4 Ways the Super Bowl Could Score Big with Women & Moms

footballfinalWomen account for an estimated 45 percent of the NFL’s 150 million American audience and are perhaps pro football’s true MVPs. Female fans, a group beloved by advertisers, represent the league’s biggest opportunity for growth. And, according to our recent Ketchum Breadwinner PheMOMenon study, nearly half of all U.S. moms (49 percent) are now the primary breadwinner or are on par financially with their significant other. That makes women (and especially moms) a force to be reckoned with in the NFL, even if they aren’t lining up on the gridiron.

Will this year’s Super Bowl succeed in scoring with the female fan base, or will the domestic abuse issues and “deflate gate” cast a shadow over women’s interest in the game?

If last year was any indicator, the Super Bowl will be used even more in 2015 as a platform to connect with moms and their families. Of course there will be cute puppies (or, in the case of Go Daddy, not), big stars and lots of humor. But, our Breadwinner PheMOMenon data reveals that the true key to reaching moms has everything to do with how they define success.

Working moms have a very clear vision about how they define their personal success: being in good health, having a strong home life and raising healthy, well-adjusted children. So, the NFL, and its advertisers, would be wise to portray moms in one of those ways.

Last year, a new entry to the Super Bowl marketing mix did just that. GoldieBlox, an upstart toy company, won the chance to run a thirty-second ad and used the opportunity to show moms, “that femininity is strong and girls will build the future—literally.” The ad made a direct and compelling connection to moms’ desire to raise well-adjusted children.
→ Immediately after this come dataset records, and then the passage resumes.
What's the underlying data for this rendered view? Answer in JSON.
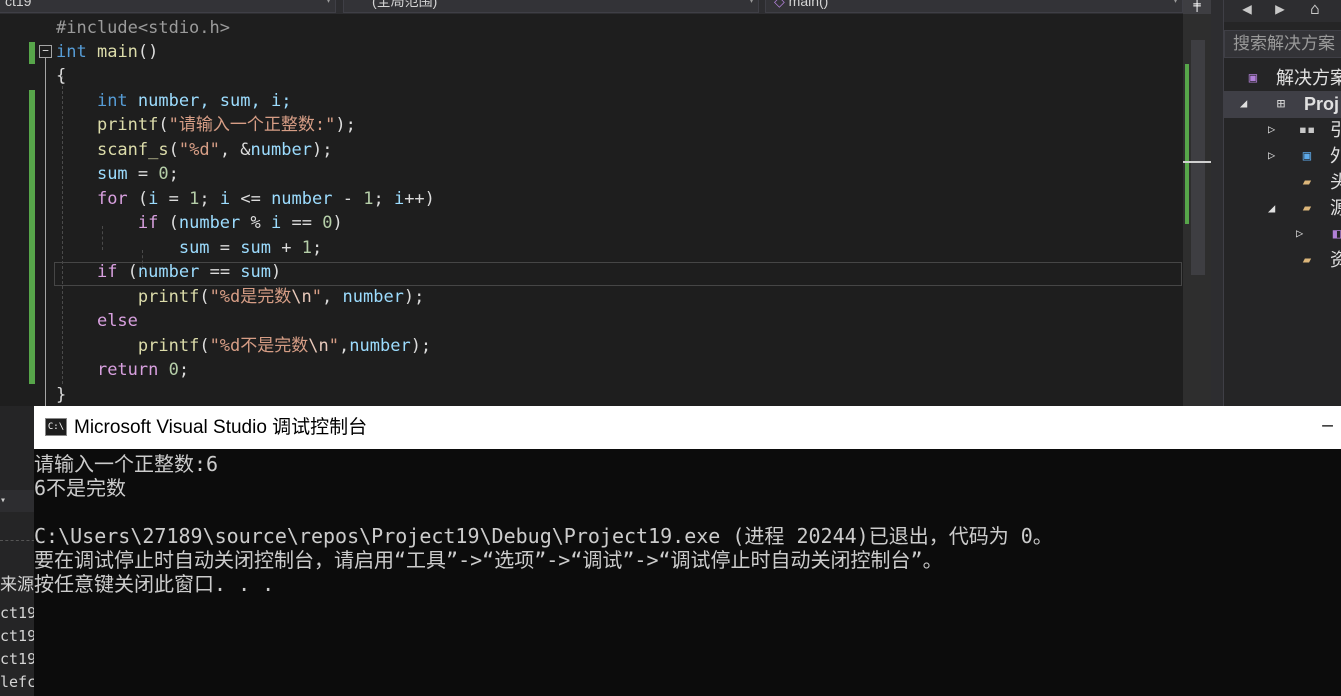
{
  "topbar": {
    "project_dropdown": "ct19",
    "scope_dropdown": "(全局范围)",
    "function_dropdown": "main()"
  },
  "editor": {
    "line_include": "#include<stdio.h>",
    "kw_int": "int",
    "fn_main": "main",
    "parens": "()",
    "brace_open": "{",
    "brace_close": "}",
    "decl_rest": " number, sum, i;",
    "kw_for": "for",
    "kw_if": "if",
    "kw_else": "else",
    "kw_return": "return",
    "fn_printf": "printf",
    "fn_scanf": "scanf_s",
    "str_prompt": "\"请输入一个正整数:\"",
    "str_fmt": "\"%d\"",
    "str_perfect_a": "\"%d是完数",
    "str_not_perfect_a": "\"%d不是完数",
    "esc_newline": "\\n",
    "quote": "\"",
    "var_number": "number",
    "var_sum": "sum",
    "var_i": "i"
  },
  "solution_explorer": {
    "search_placeholder": "搜索解决方案",
    "solution_label": "解决方案",
    "project_label": "Proj",
    "item_references": "引",
    "item_external": "外",
    "item_headers": "头",
    "item_sources": "源",
    "item_resources": "资"
  },
  "left_panel": {
    "source_label": "来源",
    "row1": "ct19",
    "row2": "ct19",
    "row3": "ct19",
    "row4": "lefc"
  },
  "console": {
    "title": "Microsoft Visual Studio 调试控制台",
    "lines": [
      "请输入一个正整数:6",
      "6不是完数",
      "",
      "C:\\Users\\27189\\source\\repos\\Project19\\Debug\\Project19.exe (进程 20244)已退出，代码为 0。",
      "要在调试停止时自动关闭控制台，请启用“工具”->“选项”->“调试”->“调试停止时自动关闭控制台”。",
      "按任意键关闭此窗口. . ."
    ]
  },
  "colors": {
    "keyword": "#569cd6",
    "function": "#dcdcaa",
    "string": "#d69d85",
    "variable": "#9cdcfe",
    "number": "#b5cea8",
    "change_marker": "#57a64a"
  }
}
This year, advertisers will take myriad approaches to align with a mom’s definition of health and success. Some will focus on the importance of the family unit, while others will tackle more sensitive topics head on. As an example, No More will be the first organization to ever address domestic violence in a Super Bowl commercial. The ad will feature an actual 911 call from a woman in distress reaching out for help.
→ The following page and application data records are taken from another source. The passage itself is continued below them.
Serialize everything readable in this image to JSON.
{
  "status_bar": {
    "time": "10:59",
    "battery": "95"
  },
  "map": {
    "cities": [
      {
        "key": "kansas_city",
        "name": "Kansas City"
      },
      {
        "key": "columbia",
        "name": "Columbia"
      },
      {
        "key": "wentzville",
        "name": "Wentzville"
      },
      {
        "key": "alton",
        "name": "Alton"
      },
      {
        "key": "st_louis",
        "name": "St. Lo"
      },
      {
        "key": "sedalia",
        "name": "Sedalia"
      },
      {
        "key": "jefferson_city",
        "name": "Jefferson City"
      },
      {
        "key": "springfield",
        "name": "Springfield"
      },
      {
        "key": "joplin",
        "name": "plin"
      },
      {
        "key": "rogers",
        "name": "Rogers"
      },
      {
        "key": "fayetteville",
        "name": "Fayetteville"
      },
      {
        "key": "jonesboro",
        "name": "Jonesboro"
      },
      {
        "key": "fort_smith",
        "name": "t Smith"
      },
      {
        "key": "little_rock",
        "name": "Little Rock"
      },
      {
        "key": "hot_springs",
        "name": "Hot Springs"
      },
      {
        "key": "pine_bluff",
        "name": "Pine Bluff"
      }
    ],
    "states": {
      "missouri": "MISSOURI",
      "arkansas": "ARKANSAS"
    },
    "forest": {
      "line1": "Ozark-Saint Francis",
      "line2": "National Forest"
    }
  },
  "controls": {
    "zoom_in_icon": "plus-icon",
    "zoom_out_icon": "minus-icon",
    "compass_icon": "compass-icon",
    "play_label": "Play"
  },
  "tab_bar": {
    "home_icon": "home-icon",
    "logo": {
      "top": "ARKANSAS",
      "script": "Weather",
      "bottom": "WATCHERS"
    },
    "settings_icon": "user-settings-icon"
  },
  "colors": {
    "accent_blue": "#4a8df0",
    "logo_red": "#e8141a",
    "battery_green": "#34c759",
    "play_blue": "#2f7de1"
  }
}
I’ll be keeping my own personal “marketing to moms” scoreboard by looking for these four ways that Super Bowl marketing can score big with women and moms:

1. Connect with their personal definition of success

2. Streamline everything and save them time

3. Help them find a sense of shared responsibility in and around family

4. Showcase their sense of purpose and have fun while doing so